--- Dataset records ---
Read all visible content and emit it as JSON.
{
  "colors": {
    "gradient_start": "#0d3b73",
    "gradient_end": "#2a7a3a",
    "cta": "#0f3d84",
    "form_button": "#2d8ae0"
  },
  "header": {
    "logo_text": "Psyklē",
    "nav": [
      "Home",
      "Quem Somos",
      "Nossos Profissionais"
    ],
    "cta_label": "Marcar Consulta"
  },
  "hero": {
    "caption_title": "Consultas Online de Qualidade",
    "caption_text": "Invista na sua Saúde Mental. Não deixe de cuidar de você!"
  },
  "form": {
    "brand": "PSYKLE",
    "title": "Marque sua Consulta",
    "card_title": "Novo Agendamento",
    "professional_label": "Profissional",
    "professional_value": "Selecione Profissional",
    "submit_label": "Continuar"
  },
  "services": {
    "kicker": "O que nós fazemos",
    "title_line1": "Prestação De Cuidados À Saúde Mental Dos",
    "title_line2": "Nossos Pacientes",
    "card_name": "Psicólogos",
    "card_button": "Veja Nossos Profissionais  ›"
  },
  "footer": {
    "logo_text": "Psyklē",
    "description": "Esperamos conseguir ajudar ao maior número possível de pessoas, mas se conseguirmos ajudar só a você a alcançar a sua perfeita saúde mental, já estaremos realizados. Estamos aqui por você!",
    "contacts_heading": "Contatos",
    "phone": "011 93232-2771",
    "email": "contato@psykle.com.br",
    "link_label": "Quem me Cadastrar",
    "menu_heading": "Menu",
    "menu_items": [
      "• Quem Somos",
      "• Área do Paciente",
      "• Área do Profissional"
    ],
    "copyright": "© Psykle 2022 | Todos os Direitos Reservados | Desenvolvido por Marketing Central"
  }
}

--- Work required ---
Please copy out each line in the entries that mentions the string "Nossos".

--- Output ---
      "Nossos Profissionais"
    "title_line2": "Nossos Pacientes",
    "card_button": "Veja Nossos Profissionais  ›"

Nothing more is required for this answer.